"I only remember mine," Killlorn said. "Two of Johnny’s were trips, those are tough situations when his stick gets stuck in a vulnerable position. I don’t think it was a frustration thing, it was one of those things where we were putting ourselves in bad positions."
While DeKeyser credited Glendening's line, Glendening said the defensemen were there to help.
"It’s hard, they have fast guys on their team, just finishing checks when you have an opportunity and making sure that we’re coming back hard so the D can stand up and try and make them to have to chip the puck in," Glendening said. "The D were outstanding last night. They made our job pretty easy."
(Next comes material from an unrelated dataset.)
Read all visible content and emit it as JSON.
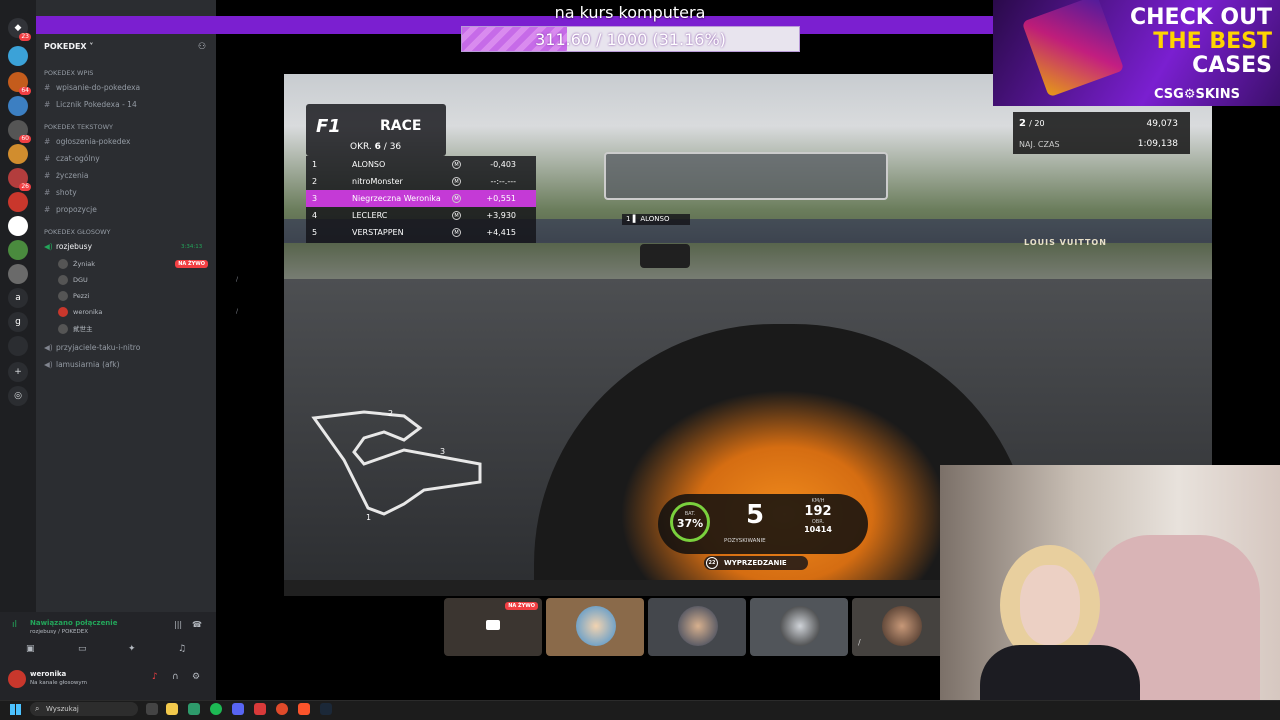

The Lightning expect more from Johnson, Killorn and Kucherov but they also expect more from all their players.
"We can’t be a one-line team," Brian Boyle said. "It takes depth and we’ve had depth throughout the year. They’ve carried us so far. It’s a lot to ask three guys to do in a series. It’s tough. We’ve all got to contribute. They’re going to continue to try and carry the load obviously. That’s their mindset. We’ve all got to take a piece of that mindset and try to carry that load ourselves. Every shift is an opportunity to do something in the playoffs, so we have to embrace it."
BOYLE'S DANCING ABILITIES: There was a lot of attention paid to Boyle's post-game antics when Abdelkader declined to fight because of injuries from previous altercations.
Boyle flapped his arms as if he were doing the chicken dance.
"I think everyone laughs but at that point of the game I think we're more upset that we lost the game than anything," Johnson said. "That's all we're worried about, we don't think about what happened at the end of the game, whether it be a Game 1, Game 2 or Game 3. You look at the results and we lost the last one so that's really all we try to focus on."
Abdelkader dismissed Boyle's gesture after the game.
"It’s kind of funny, but if he wants to do that, that’s what he wants to show, whatever," Abdelkader said. "It doesn’t affect me at all because I know what type of player I am. I stand up for myself when I’m healthy."
Boyle wasn't really interested in rehashing the post-game events.
"We’ve got enough to worry about," Boyle said. "We’ve got to play way better. We should be talking about that. It shouldn’t be 15 questions about the last two seconds of the game in which we got pretty much manhandled."
A day later, the Wings weren't even thinking about what Boyle did after the game.
"I think it’s being blown out of proportion what he did a little bit," Glendening said. "I really don’t think it’s that big of a deal. We’re here to play hockey. It is what it is. You can do whatever you want. It’s a hockey game, it’s not a dance-off."